The volatile nature of fuel prices during 2022 demonstrates the importance of having reliable and efficient equipment. With fuel prices fluctuating so dramatically, it is likely that businesses that rely on transportation or the use of heavy machinery have felt the impact on their bottom line. Investing in new or upgraded equipment through an equipment loan may allow these businesses to mitigate some of the financial strain caused by fluctuating fuel prices by using more fuel-efficient or alternative-fuel equipment. Additionally, having newer, more reliable equipment can also reduce the need for costly repairs or downtime, which can further help businesses save money in the long run.
While the labor market remains historically tight, businesses continue to hire new employees. During March 2022 there were a record number of job openings, at 11.8MM openings. In contrast, the unemployment level (which is measured as the number of people who are available and seeking employment), was only 5.9MM.
This means that for every unemployed American, there were approx. 2 open jobs. In order to compete in the tight labor market, employers began increasing their wages, which has also contributed to an increase in inflation.
Fortunately for businesses, the gap between job openings and the unemployment level is shrinking. As of October 2022, there were 10.3MM job openings and 6.0MM unemployed workers. This means that for every unemployed American, there were approx 1.7 open jobs. While this is still considered a very tight labor market, it seems to be improving. The chart below outlines the unemployment level (in red) and the total nonfarm job openings (in blue).
During 2022, our economy finally returned to the same employment level as pre-pandemic. During February 2020, there were 152MM employed Americans. During the height of the pandemic-related uncertainty, the total number of employed Americans decreased to 130MM in April 2020.
In subsequent months the economy began re-adding jobs rapidly, yet by the end of 2020, the number of jobs added began to taper off. At the start of 2022, the economy employed 149MM Americans, which was approx 3MM less than the pre-pandemic peak. As of November 2022, the economy employed 153MM Americans, which was slightly more than the pre-pandemic peak.

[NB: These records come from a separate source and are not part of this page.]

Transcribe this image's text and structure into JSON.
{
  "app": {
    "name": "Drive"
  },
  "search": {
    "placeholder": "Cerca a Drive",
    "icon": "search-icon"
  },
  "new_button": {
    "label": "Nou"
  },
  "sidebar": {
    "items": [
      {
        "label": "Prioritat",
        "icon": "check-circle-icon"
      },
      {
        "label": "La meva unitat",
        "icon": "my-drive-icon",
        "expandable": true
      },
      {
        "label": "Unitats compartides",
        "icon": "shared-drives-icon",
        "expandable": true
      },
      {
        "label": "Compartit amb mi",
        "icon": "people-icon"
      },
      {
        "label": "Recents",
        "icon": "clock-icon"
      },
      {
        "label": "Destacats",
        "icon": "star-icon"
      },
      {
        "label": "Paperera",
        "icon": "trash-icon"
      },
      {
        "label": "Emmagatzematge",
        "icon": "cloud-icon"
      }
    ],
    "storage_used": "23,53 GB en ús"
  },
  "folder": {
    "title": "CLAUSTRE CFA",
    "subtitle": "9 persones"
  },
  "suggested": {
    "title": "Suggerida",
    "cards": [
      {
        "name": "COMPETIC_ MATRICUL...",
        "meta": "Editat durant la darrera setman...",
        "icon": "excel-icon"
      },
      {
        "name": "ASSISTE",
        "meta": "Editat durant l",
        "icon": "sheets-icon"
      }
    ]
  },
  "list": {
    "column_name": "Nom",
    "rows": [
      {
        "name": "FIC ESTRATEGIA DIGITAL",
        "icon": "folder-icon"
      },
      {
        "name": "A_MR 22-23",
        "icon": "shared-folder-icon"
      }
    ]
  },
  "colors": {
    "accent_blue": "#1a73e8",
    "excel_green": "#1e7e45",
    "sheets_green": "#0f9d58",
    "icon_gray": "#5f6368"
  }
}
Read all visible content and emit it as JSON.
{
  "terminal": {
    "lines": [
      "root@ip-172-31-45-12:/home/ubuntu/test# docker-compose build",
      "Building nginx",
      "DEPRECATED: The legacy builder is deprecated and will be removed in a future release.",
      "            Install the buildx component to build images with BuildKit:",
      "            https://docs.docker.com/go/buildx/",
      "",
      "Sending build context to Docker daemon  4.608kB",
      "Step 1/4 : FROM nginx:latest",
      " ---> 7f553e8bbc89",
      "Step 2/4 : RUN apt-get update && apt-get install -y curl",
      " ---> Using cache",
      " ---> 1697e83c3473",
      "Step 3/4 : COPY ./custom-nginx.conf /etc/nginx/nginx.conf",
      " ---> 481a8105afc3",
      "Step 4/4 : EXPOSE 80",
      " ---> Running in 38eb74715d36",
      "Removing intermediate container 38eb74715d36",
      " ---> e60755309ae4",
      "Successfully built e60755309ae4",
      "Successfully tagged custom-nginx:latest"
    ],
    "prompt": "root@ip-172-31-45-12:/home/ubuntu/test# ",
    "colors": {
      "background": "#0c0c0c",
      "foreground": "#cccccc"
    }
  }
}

How does the employment rate affect my decision to finance equipment?
Our report indicates that the economy has returned to pre-pandemic levels of employment, and is even slightly exceeding those levels. The labor market remains historically tight, with a high number of job openings and relatively low unemployment.

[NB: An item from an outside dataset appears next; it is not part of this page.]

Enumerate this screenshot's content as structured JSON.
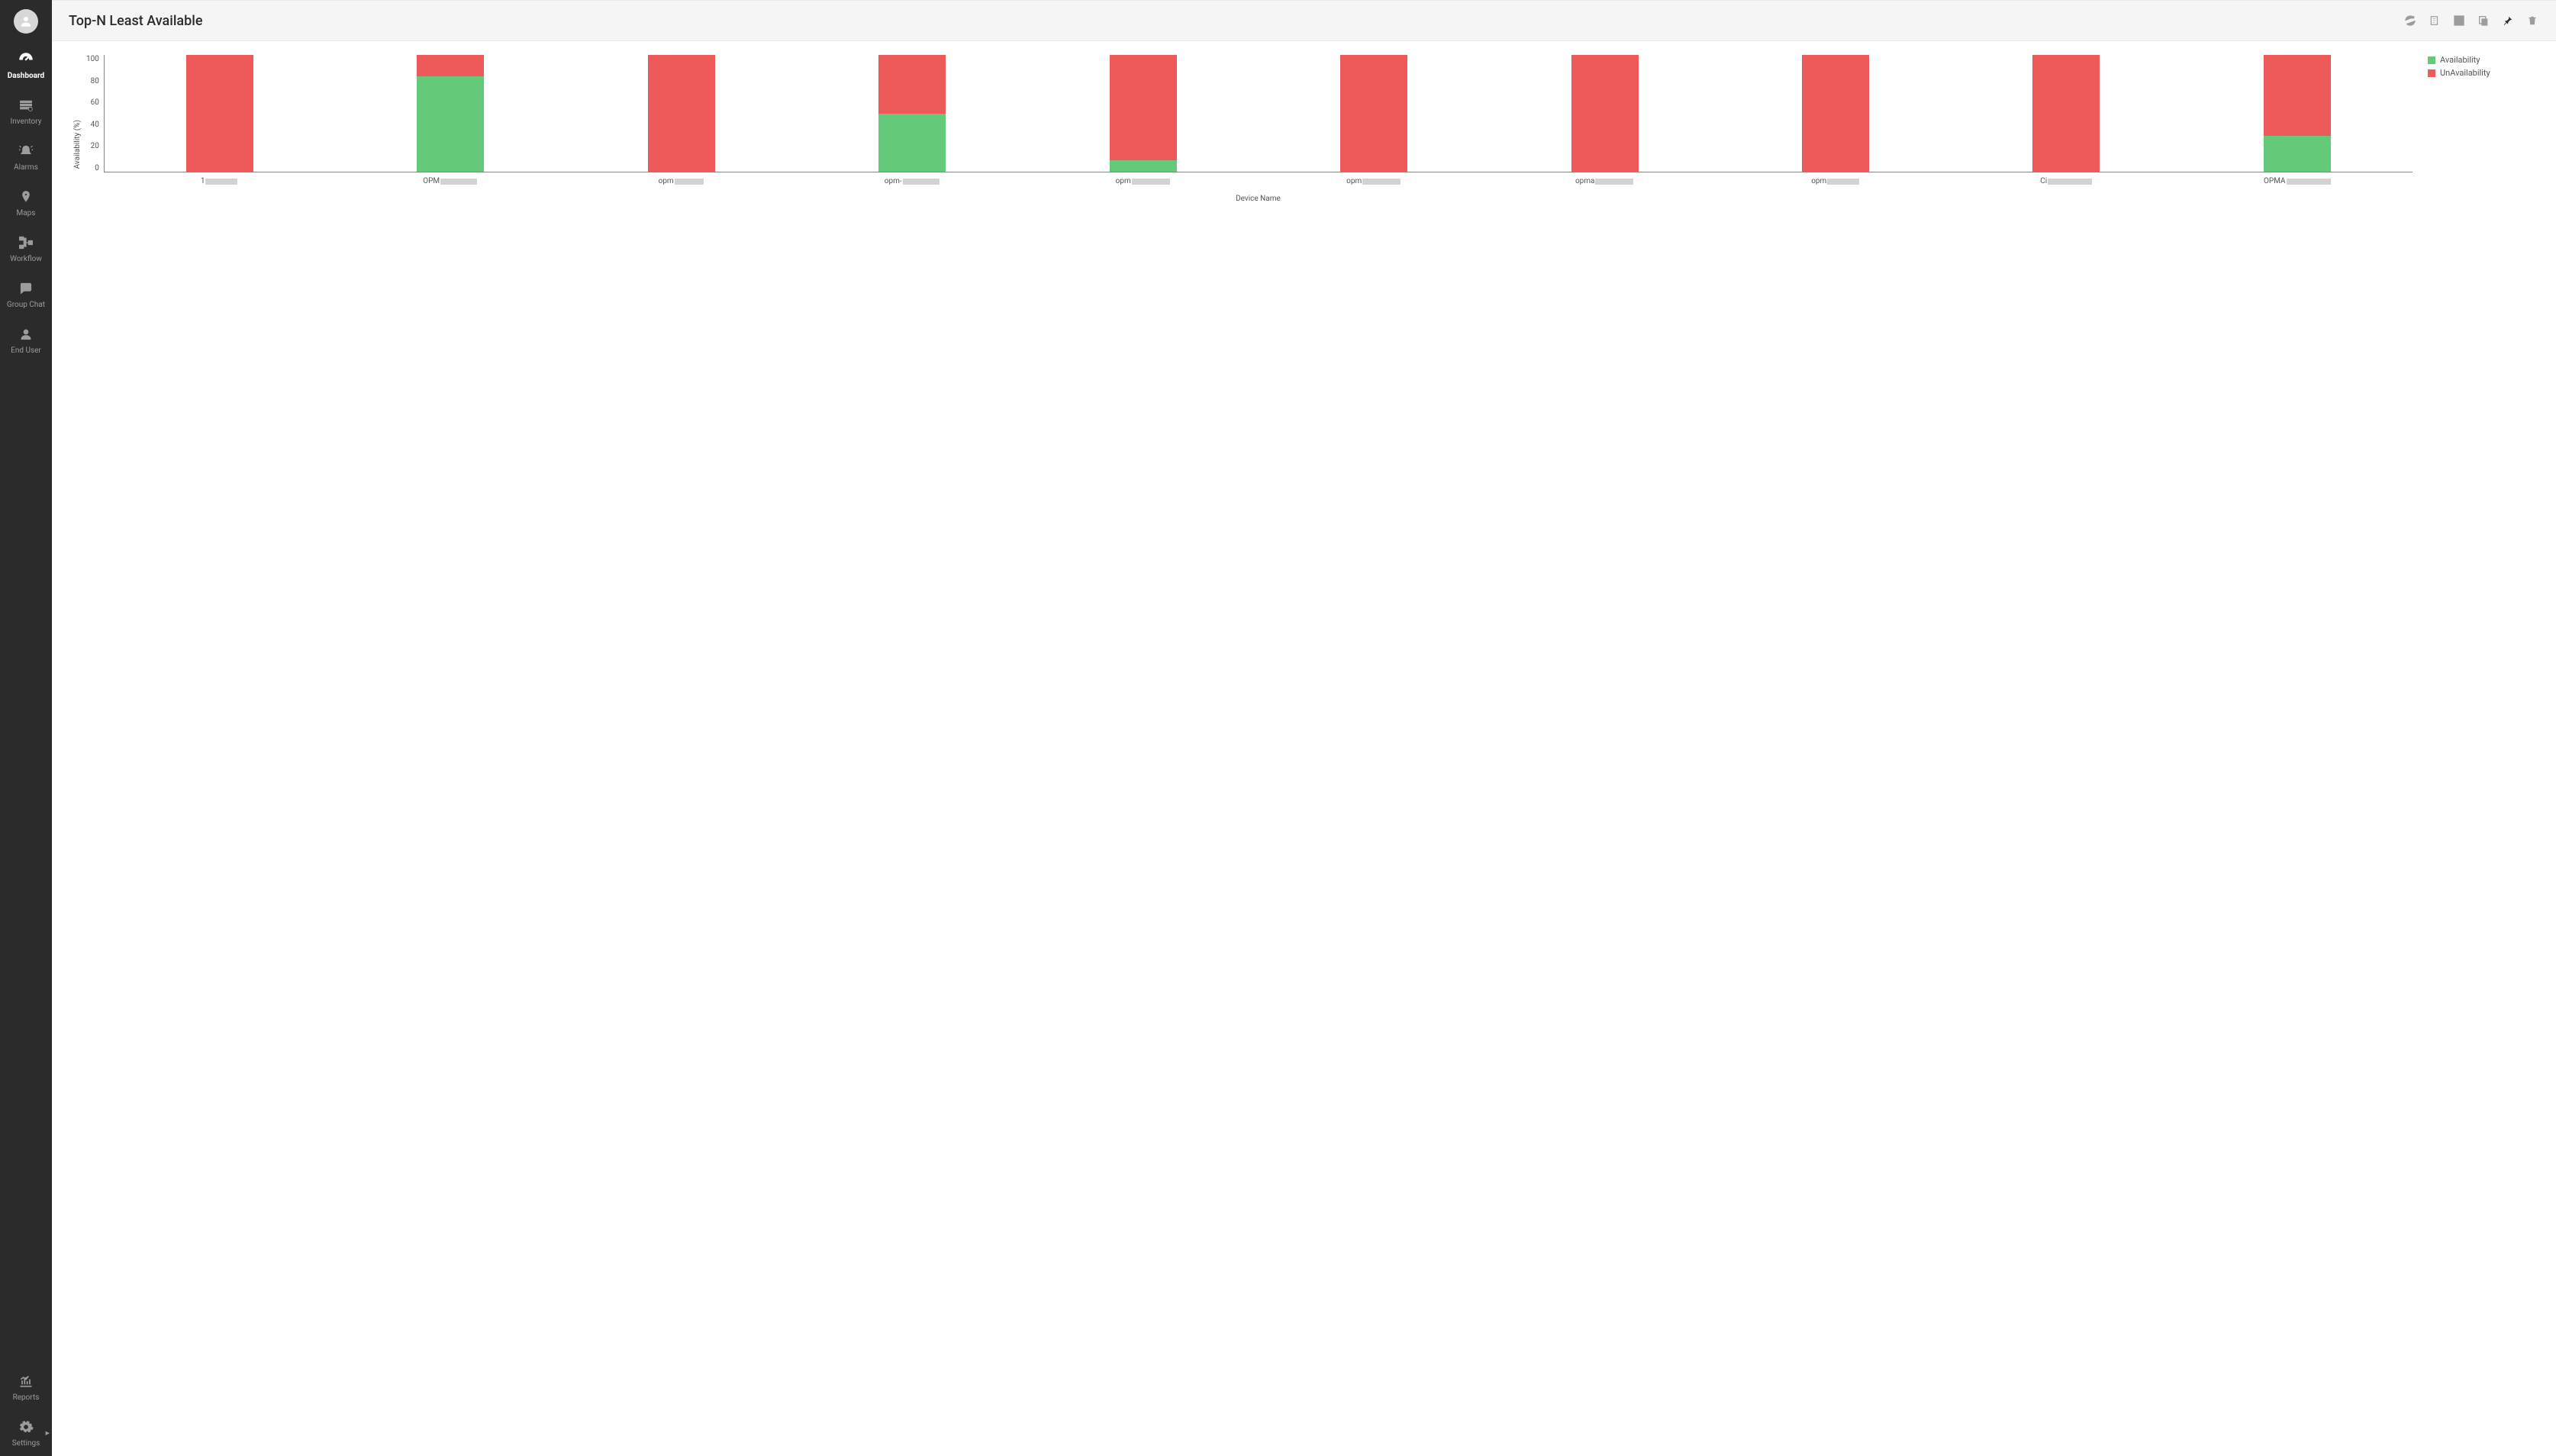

This suggests that businesses are hiring and expanding, which may require them to purchase new equipment or upgrade their existing equipment in order to stay competitive and meet increased demand. Taking out an equipment loan can help businesses access the equipment they need to grow and succeed in a tight labor market.

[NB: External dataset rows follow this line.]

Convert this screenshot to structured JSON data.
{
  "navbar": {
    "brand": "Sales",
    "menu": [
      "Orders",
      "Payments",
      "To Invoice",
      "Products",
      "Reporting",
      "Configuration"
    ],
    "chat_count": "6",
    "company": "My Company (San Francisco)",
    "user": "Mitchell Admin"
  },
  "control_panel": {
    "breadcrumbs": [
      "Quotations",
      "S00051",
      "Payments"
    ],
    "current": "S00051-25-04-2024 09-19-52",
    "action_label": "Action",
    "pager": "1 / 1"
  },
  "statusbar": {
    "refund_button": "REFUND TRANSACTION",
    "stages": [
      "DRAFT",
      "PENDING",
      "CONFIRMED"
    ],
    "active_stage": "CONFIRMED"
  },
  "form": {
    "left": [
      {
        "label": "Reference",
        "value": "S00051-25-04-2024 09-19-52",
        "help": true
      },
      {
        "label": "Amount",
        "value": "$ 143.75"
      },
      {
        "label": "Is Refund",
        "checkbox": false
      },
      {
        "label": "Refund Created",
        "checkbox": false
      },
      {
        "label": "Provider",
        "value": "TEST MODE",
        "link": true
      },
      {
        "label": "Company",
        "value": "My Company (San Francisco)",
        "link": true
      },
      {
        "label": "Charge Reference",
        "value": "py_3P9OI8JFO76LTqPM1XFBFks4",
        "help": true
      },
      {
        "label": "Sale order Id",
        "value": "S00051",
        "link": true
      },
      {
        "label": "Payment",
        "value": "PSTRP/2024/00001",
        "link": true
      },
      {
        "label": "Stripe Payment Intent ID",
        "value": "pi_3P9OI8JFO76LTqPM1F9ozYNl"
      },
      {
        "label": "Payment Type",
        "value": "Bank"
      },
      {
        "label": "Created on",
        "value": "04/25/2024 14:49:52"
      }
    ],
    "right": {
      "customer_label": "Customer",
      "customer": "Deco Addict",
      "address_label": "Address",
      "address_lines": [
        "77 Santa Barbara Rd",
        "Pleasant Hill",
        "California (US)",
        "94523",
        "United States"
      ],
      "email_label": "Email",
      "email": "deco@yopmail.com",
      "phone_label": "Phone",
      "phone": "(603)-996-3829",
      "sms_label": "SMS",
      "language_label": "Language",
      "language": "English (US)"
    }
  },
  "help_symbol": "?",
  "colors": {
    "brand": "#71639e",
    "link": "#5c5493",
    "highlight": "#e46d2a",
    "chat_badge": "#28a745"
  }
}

An equipment loan can provide the necessary financing to take advantage of these opportunities and support the growth of the workforce with new and better equipment.
While our economy faced a variety of headwinds during 2022, the majority of these challenges are either a product of inflation or a source of inflation. The Federal Reserve increased interest rates 7 times during 2022, to combat inflation.
Economic growth slowed during 2022, as the increasing interest rates encouraged a reduction in spending. The increase in interest rates also contributed to a correction in the stock market. The surge in fuel prices during mid-2022 helped drive inflation even higher. Lastly, the tight labor market pressured businesses into increasing wages, further exacerbating inflation.
The end of 2022 shows some optimism. Inflation seems to have peaked during mid-2022, with inflation running closer to target levels for the last few months of the year. The Federal Reserve’s interest rate-rising campaign seems to be slowing down, which is positive for the stock market and general economic growth. Fuel prices also decreased significantly during the later months of the year. While 2022 was a challenging year, our economy remains resilient.
Author: Jason Shihata, Credit Manager at EFFI Finance